━━━━━ Records supplied ━━━━━
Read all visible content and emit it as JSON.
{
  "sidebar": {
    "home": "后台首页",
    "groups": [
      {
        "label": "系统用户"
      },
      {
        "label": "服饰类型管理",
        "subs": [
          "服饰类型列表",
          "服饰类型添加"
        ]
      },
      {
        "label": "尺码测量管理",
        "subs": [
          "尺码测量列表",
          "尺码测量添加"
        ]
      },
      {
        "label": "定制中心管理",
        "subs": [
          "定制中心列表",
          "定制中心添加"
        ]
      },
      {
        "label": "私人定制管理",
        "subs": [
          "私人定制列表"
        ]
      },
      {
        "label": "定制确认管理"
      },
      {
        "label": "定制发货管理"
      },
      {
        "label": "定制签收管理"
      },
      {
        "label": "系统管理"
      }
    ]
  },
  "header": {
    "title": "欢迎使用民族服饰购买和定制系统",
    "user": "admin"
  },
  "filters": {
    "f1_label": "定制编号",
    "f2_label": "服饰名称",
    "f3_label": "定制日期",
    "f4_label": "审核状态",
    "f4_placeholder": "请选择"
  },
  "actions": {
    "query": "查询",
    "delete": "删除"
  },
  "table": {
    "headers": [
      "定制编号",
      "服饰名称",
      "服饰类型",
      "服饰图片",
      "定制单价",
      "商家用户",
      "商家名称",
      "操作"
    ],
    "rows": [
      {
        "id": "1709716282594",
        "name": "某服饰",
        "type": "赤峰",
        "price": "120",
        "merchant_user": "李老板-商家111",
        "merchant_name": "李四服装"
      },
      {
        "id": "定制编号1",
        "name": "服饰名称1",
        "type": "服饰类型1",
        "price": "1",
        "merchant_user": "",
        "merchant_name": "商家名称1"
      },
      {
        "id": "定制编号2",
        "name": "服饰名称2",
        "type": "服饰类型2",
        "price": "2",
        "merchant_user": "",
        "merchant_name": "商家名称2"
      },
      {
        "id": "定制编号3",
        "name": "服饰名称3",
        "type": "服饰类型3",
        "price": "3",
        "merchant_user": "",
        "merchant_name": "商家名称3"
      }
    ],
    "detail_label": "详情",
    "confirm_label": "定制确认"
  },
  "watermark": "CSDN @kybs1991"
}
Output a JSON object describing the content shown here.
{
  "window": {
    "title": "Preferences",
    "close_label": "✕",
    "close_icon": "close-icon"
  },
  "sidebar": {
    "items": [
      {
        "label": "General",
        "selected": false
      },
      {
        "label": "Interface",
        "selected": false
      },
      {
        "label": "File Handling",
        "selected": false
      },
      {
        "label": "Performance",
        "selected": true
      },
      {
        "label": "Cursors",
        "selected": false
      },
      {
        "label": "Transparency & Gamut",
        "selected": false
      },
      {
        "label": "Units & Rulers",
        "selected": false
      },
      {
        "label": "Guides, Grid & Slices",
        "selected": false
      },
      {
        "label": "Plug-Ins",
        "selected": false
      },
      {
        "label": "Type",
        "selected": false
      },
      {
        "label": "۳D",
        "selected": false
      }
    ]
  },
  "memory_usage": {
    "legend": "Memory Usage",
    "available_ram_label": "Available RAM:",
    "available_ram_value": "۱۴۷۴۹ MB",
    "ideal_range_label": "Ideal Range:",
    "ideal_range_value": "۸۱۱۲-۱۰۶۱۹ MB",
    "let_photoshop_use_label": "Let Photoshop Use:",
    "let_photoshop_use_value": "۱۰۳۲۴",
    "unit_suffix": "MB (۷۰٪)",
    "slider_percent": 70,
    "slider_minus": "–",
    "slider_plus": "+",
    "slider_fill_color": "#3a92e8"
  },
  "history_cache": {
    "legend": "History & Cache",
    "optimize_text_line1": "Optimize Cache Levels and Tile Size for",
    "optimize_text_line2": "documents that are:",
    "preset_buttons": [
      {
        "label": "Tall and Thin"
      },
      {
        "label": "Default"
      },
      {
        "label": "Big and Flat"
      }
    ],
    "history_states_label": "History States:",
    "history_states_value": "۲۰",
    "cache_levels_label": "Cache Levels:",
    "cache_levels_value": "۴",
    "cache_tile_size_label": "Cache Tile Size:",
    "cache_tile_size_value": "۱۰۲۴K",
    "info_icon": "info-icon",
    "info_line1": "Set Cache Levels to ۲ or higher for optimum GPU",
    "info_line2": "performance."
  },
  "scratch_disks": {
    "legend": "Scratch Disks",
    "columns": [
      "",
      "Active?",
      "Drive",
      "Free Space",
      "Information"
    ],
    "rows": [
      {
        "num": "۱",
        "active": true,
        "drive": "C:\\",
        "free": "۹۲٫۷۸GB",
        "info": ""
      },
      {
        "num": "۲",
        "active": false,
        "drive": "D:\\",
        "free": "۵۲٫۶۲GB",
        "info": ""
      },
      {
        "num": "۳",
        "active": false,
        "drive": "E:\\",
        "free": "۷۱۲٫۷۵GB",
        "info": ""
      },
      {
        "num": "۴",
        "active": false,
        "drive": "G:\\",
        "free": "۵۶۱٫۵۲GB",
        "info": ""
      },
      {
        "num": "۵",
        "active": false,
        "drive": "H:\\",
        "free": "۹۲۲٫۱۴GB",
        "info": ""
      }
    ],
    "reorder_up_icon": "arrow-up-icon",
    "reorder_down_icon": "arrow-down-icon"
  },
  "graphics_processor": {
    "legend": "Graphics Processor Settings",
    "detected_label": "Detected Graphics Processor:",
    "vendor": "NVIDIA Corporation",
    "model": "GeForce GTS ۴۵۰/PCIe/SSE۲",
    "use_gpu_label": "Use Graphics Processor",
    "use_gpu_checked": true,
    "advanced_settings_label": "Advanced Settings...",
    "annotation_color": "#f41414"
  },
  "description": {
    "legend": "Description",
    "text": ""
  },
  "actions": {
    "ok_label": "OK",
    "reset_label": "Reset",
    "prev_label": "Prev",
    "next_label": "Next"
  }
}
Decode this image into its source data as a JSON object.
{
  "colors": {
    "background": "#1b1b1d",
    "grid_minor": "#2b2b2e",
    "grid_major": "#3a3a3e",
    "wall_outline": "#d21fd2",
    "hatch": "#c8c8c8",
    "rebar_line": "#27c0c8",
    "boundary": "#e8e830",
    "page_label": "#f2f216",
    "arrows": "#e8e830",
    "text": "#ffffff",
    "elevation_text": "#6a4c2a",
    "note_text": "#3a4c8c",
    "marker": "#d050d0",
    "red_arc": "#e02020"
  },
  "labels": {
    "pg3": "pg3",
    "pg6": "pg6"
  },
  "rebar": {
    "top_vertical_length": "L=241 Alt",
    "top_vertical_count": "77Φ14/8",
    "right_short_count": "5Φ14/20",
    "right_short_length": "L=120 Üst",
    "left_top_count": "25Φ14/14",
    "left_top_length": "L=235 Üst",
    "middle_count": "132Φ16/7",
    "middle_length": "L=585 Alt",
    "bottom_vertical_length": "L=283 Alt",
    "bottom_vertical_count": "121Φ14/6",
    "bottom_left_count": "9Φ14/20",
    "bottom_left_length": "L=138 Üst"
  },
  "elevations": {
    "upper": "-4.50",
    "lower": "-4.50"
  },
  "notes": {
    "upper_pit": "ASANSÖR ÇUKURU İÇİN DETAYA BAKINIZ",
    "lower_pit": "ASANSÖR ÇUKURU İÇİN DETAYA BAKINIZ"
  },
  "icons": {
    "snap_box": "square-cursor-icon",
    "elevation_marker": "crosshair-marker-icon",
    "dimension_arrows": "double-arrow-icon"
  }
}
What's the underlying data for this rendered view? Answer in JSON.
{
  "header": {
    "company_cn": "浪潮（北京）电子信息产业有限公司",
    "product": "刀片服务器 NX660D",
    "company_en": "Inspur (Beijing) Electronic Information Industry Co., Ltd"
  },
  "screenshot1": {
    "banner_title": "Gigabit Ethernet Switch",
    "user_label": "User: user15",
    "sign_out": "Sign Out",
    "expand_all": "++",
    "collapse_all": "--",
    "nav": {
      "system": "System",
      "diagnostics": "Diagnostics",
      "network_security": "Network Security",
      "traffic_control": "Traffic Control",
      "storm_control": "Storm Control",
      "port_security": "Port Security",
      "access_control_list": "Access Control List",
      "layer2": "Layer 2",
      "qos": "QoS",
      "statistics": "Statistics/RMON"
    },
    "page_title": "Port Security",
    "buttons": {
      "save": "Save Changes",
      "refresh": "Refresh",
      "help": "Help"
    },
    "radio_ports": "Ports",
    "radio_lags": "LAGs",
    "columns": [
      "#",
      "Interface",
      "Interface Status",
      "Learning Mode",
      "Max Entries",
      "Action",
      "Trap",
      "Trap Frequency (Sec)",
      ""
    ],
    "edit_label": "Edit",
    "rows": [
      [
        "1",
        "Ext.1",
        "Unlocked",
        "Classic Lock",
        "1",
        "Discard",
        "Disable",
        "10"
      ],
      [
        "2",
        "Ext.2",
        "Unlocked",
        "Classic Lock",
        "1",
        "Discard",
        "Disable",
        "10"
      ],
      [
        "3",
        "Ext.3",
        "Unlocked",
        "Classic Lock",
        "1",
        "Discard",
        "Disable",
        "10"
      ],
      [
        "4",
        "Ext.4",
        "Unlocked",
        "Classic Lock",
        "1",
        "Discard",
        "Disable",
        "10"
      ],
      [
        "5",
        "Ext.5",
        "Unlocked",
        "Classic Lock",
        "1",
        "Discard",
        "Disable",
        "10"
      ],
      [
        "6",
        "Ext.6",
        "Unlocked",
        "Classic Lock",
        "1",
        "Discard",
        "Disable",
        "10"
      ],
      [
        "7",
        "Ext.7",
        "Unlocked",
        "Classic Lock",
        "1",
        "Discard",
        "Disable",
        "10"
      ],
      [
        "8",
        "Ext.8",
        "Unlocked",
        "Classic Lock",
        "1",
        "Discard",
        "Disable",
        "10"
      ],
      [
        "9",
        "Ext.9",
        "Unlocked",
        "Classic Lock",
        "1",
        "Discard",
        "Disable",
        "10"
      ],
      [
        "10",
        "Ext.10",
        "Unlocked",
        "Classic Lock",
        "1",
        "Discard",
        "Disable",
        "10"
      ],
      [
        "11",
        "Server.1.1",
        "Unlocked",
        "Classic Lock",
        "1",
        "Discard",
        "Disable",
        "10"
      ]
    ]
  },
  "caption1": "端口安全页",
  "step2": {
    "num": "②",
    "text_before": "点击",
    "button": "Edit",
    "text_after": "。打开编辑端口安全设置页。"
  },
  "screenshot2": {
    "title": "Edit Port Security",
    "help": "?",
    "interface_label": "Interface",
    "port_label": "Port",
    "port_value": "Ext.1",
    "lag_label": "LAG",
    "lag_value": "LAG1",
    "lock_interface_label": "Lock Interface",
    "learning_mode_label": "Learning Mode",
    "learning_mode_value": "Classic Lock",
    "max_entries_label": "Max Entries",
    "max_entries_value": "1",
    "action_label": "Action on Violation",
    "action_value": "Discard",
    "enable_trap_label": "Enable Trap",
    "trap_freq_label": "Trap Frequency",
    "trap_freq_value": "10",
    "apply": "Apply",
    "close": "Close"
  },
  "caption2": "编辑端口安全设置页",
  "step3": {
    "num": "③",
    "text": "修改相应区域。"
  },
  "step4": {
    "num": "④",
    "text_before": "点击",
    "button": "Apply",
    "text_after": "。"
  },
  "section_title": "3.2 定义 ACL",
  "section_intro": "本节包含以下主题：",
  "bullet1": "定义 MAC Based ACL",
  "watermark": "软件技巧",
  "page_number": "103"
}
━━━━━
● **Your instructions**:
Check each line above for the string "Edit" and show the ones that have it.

● **Response**:
    "edit_label": "Edit",
    "button": "Edit",
    "title": "Edit Port Security",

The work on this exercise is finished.